WHAT YOU ARE ASKED TO DO
Every line in the records below with the string "PRAYER" needs to be copied out.

Excerpts from a dataset:
□ □ □

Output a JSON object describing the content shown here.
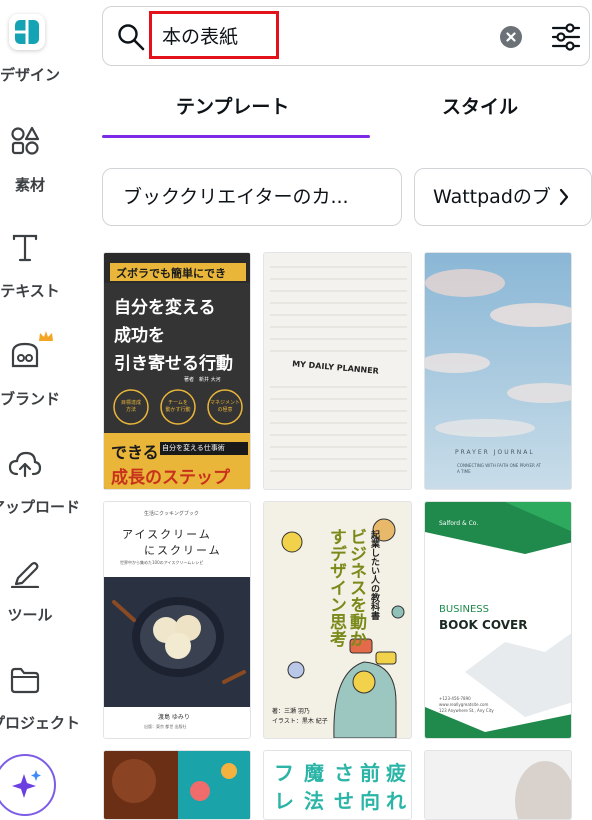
{
  "sidebar": {
    "items": [
      {
        "label": "デザイン"
      },
      {
        "label": "素材"
      },
      {
        "label": "テキスト"
      },
      {
        "label": "ブランド"
      },
      {
        "label": "アップロード"
      },
      {
        "label": "ツール"
      },
      {
        "label": "プロジェクト"
      }
    ]
  },
  "search": {
    "value": "本の表紙"
  },
  "tabs": [
    {
      "label": "テンプレート",
      "active": true
    },
    {
      "label": "スタイル",
      "active": false
    }
  ],
  "chips": [
    {
      "label": "ブッククリエイターのカ..."
    },
    {
      "label": "Wattpadのブ"
    }
  ],
  "templates": {
    "t1": {
      "banner": "ズボラでも簡単にでき",
      "title1": "自分を変える",
      "title2": "成功を",
      "title3": "引き寄せる行動",
      "author": "著者　新井 大河",
      "circle1": "目標達成\n方法",
      "circle2": "チームを\n動かす行動",
      "circle3": "マネジメント\nの極意",
      "bottom1": "できる",
      "bottom_tag": "自分を変える仕事術",
      "bottom2": "成長のステップ"
    },
    "t2": {
      "title": "MY DAILY PLANNER"
    },
    "t3": {
      "title": "PRAYER JOURNAL",
      "sub": "CONNECTING WITH FAITH ONE PRAYER AT A TIME"
    },
    "t4": {
      "top": "生活にクッキングブック",
      "title1": "アイスクリーム",
      "title2": "にスクリーム",
      "subtitle": "世界中から集めた100のアイスクリームレシピ",
      "author": "渡島 ゆみり",
      "publisher": "出版：東京 都世 出版社"
    },
    "t5": {
      "title": "ビジネスを動かすデザイン思考",
      "side": "起業したい人の教科書",
      "author": "著：三瀬 羽乃",
      "illust": "イラスト：黒木 紀子"
    },
    "t6": {
      "brand": "Salford & Co.",
      "title1": "BUSINESS",
      "title2": "BOOK COVER",
      "contact1": "+123-456-7890",
      "contact2": "www.reallygreatsite.com",
      "contact3": "123 Anywhere St., Any City"
    },
    "t8": {
      "cols": [
        "疲",
        "前",
        "さ",
        "魔",
        "フ"
      ],
      "cols2": [
        "れ",
        "向",
        "せ",
        "法",
        "レ"
      ]
    }
  },
  "colors": {
    "accent": "#7d2ae8",
    "highlight": "#e3111a",
    "text": "#0e1318"
  }
}
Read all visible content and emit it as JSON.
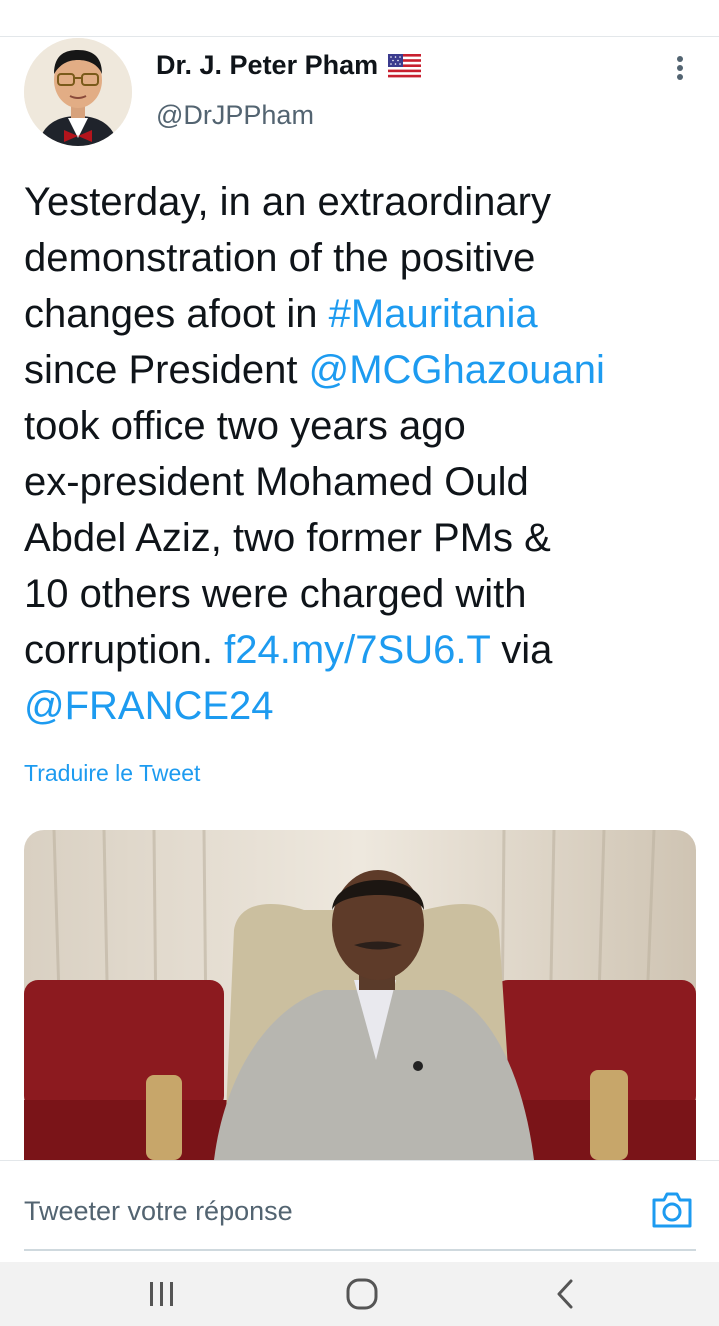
{
  "author": {
    "name": "Dr. J. Peter Pham",
    "handle": "@DrJPPham",
    "flag_icon": "us-flag-icon"
  },
  "tweet": {
    "lines": [
      [
        {
          "t": "Yesterday, in an extraordinary",
          "link": false
        }
      ],
      [
        {
          "t": "demonstration of the positive",
          "link": false
        }
      ],
      [
        {
          "t": "changes afoot in ",
          "link": false
        },
        {
          "t": "#Mauritania",
          "link": true
        }
      ],
      [
        {
          "t": "since President ",
          "link": false
        },
        {
          "t": "@MCGhazouani",
          "link": true
        }
      ],
      [
        {
          "t": "took office two years ago",
          "link": false
        }
      ],
      [
        {
          "t": "ex-president Mohamed Ould",
          "link": false
        }
      ],
      [
        {
          "t": "Abdel Aziz, two former PMs &",
          "link": false
        }
      ],
      [
        {
          "t": "10 others were charged with",
          "link": false
        }
      ],
      [
        {
          "t": "corruption. ",
          "link": false
        },
        {
          "t": "f24.my/7SU6.T",
          "link": true
        },
        {
          "t": " via",
          "link": false
        }
      ],
      [
        {
          "t": "@FRANCE24",
          "link": true
        }
      ]
    ]
  },
  "translate_label": "Traduire le Tweet",
  "reply": {
    "placeholder": "Tweeter votre réponse",
    "camera_icon": "camera-icon"
  },
  "navbar": {
    "recent_icon": "recent-apps-icon",
    "home_icon": "home-icon",
    "back_icon": "back-icon"
  },
  "colors": {
    "link": "#1d9bf0",
    "text": "#0f1419",
    "secondary": "#536471"
  }
}
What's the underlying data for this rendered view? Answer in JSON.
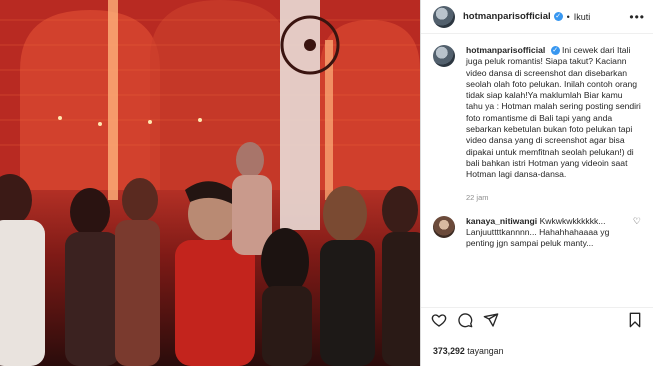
{
  "header": {
    "username": "hotmanparisofficial",
    "separator": "•",
    "follow_label": "Ikuti",
    "more_icon": "more-horizontal-icon"
  },
  "caption": {
    "username": "hotmanparisofficial",
    "text": "Ini cewek dari Itali juga peluk romantis! Siapa takut? Kaciann video dansa di screenshot dan disebarkan seolah olah foto pelukan. Inilah contoh orang tidak siap kalah!Ya maklumlah Biar kamu tahu ya : Hotman malah sering posting sendiri foto romantisme di Bali tapi yang anda sebarkan kebetulan bukan foto pelukan tapi video dansa yang di screenshot agar bisa dipakai untuk memfitnah seolah pelukan!) di bali bahkan istri Hotman yang videoin saat Hotman lagi dansa-dansa.",
    "time": "22 jam"
  },
  "comment": {
    "username": "kanaya_nitiwangi",
    "text": "Kwkwkwkkkkkk... Lanjuuttttkannnn... Hahahhahaaaa yg penting jgn sampai peluk manty..."
  },
  "actions": {
    "icons": [
      "heart-icon",
      "comment-icon",
      "share-icon",
      "bookmark-icon"
    ]
  },
  "views": {
    "count": "373,292",
    "label": "tayangan"
  },
  "colors": {
    "verified": "#3897f0",
    "secondary_text": "#8e8e8e",
    "border": "#dbdbdb"
  }
}
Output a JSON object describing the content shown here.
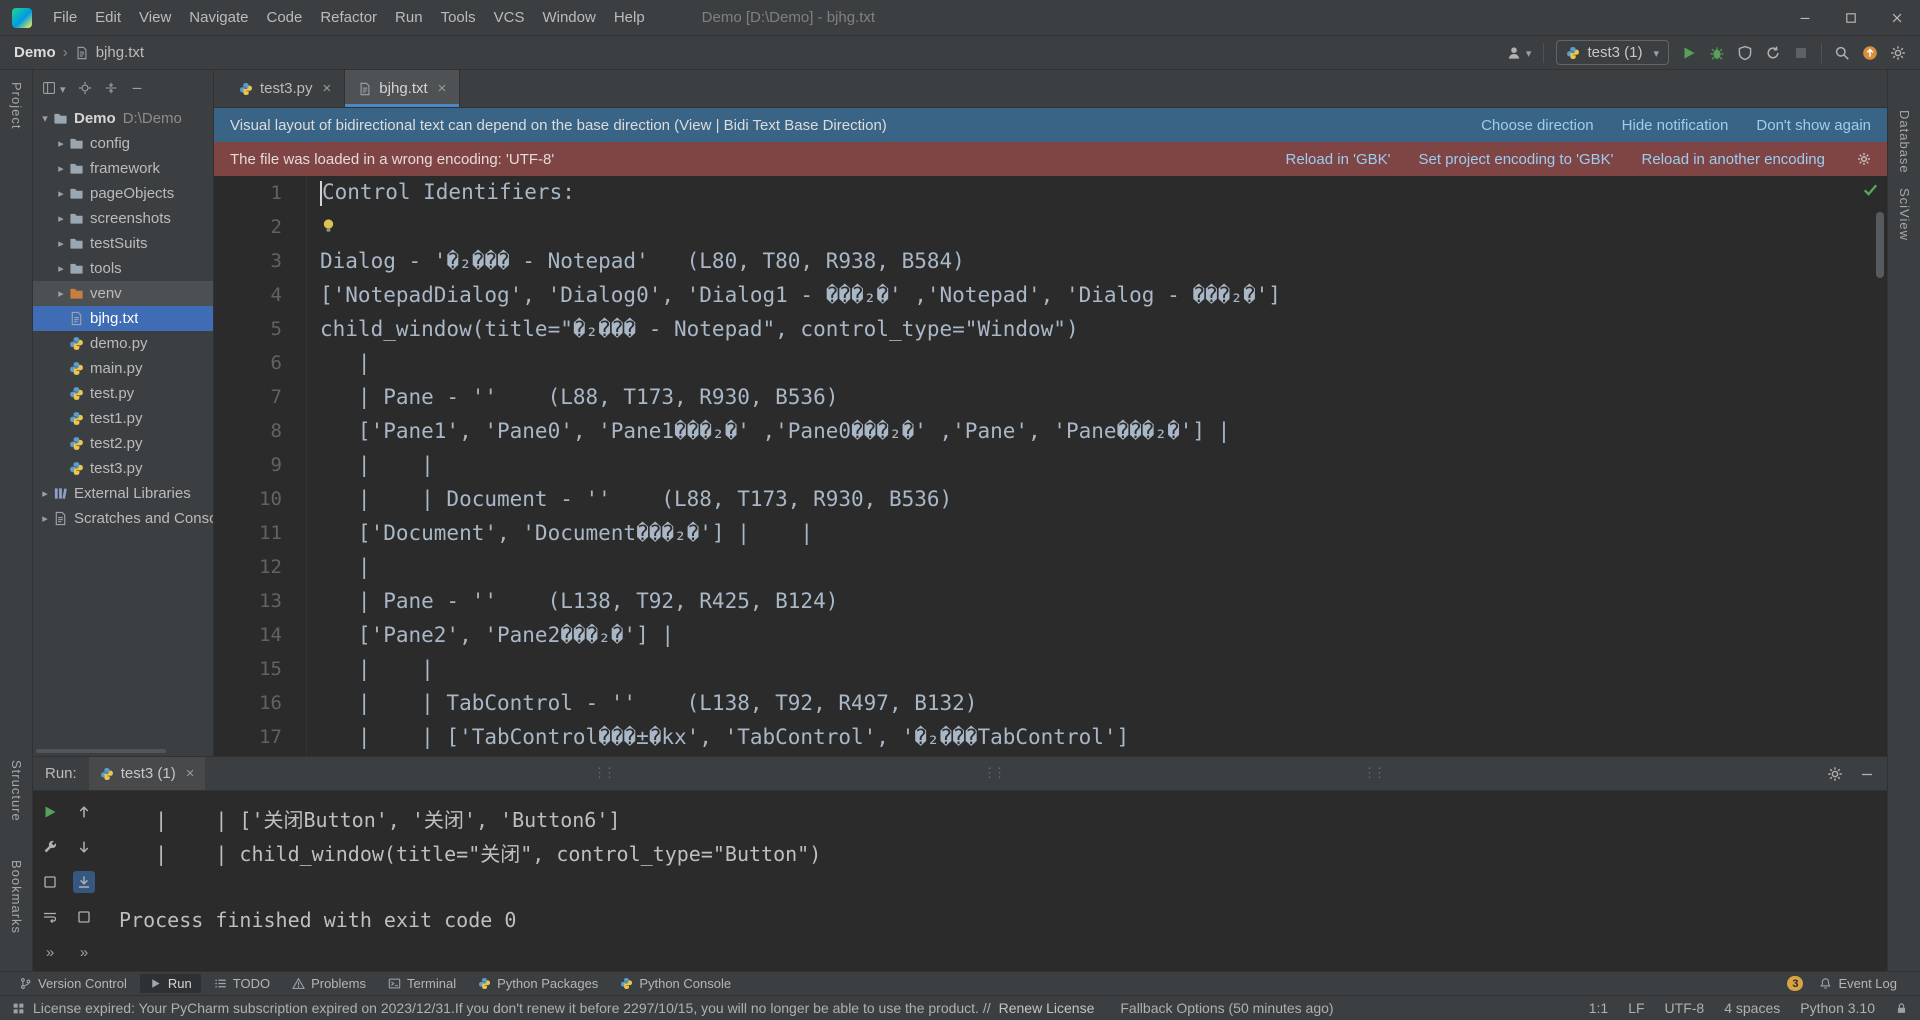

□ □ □

TASK SOLUTION
      "title": "PRAYER JOURNAL",
      "sub": "CONNECTING WITH FAITH ONE PRAYER AT A TIME"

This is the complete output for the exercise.